“The local assessment helps translate the concept of human rights into tangible actions. What does it mean in our day-to-day job? Once the assessment of potential impacts is done, the actions responding to these risks to people need to be defined, implemented and communicated to relevant stakeholders. Also tracking the effectiveness of these actions is an important part of the process.
UPM is seen as a responsible partner, a good neighbour and an employer of choice
The goal of the assessment was to increase UPM’s internal capacity and awareness about what human rights due diligence entails. The assessment included interviews, site visits, workshops and a review of human rights related UPM documents.
“It was positive to observe that UPM has strong commitment to international standards, not only for human rights but also to environmental performance and social issues. UPM’s participation in a number of certification processes and internal auditing are one element in continuous assessment of human rights risks. Based on our site visit, there seems to be a high level of internal awareness and attention to the main aspects of human rights by the local management team, which I was glad to see” says Lloyd Lipsett.
UPM received good feedback on embedding human rights in its policies, management systems and certification processes. The existing management systems, along with a variety of internal and external assessment processes, provide strong building blocks for ongoing human rights due diligence aligned with the UN Guiding Principles on Business and Human Rights.
Lloyd Lipsett mentions that the contractor management system was highlighted as a special area in the assessment.
“UPM has very rigorous contractor management system in Uruguay, which includes regular field inspections and audits of working conditions of different contractors. It is supported by very strong and detailed record keeping of details such as the work hours and contractors’ wages. That was very interesting to observe and learn from. Many companies struggle with how to work with their contractors and ensure that contractors’ rights are respected in the supply chain, and standards are followed.”

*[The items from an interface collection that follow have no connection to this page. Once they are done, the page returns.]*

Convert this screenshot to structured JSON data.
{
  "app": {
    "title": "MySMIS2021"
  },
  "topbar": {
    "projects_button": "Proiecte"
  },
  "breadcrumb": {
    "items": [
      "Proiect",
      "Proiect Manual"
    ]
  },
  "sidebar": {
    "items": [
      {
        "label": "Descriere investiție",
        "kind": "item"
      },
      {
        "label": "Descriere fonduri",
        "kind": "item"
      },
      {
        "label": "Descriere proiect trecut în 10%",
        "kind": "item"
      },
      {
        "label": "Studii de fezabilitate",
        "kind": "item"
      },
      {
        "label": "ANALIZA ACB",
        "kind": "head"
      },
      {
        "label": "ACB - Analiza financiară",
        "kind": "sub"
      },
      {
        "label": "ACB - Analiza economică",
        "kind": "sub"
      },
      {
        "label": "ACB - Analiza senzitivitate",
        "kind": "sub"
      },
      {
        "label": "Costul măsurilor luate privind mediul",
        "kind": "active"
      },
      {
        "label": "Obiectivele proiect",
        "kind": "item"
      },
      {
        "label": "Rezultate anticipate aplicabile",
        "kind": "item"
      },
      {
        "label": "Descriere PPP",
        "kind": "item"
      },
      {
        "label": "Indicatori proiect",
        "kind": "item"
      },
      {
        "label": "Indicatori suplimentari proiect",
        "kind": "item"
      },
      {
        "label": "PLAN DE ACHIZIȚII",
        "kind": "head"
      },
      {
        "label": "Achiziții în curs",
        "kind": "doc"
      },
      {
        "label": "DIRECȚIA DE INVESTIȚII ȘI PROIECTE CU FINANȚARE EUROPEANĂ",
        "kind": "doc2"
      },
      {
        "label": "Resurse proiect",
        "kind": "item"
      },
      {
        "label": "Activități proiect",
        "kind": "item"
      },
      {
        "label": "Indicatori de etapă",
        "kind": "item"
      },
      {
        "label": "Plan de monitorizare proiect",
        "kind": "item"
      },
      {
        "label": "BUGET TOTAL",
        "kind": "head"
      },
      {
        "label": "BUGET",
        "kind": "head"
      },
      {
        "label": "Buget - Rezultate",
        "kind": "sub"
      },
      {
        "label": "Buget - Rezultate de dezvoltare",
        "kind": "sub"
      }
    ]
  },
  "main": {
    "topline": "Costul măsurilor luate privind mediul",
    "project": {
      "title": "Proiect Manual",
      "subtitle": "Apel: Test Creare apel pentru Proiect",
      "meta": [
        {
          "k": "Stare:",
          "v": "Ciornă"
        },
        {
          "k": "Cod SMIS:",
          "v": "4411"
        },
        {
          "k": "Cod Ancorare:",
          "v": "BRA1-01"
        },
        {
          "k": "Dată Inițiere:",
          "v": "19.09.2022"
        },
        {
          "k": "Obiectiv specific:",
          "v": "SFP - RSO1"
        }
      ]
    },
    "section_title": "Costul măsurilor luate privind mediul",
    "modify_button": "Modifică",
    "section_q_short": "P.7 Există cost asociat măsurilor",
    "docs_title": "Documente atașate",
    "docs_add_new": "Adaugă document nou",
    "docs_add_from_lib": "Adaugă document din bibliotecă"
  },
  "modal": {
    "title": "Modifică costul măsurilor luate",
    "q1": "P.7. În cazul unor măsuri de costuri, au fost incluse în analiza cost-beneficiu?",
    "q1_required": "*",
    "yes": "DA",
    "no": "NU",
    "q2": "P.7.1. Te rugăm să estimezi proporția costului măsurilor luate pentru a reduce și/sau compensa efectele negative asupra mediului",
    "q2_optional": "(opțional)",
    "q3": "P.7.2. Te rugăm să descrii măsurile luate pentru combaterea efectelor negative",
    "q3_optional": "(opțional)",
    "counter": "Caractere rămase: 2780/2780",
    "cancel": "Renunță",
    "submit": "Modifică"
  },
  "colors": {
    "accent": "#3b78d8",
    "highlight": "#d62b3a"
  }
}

Based on Shift’s recommendation, UPM has identified areas which require work in Uruguay and continues the dialogue with various stakeholders on how to ensure human rights continue to be respected.
Text: Petra Niemi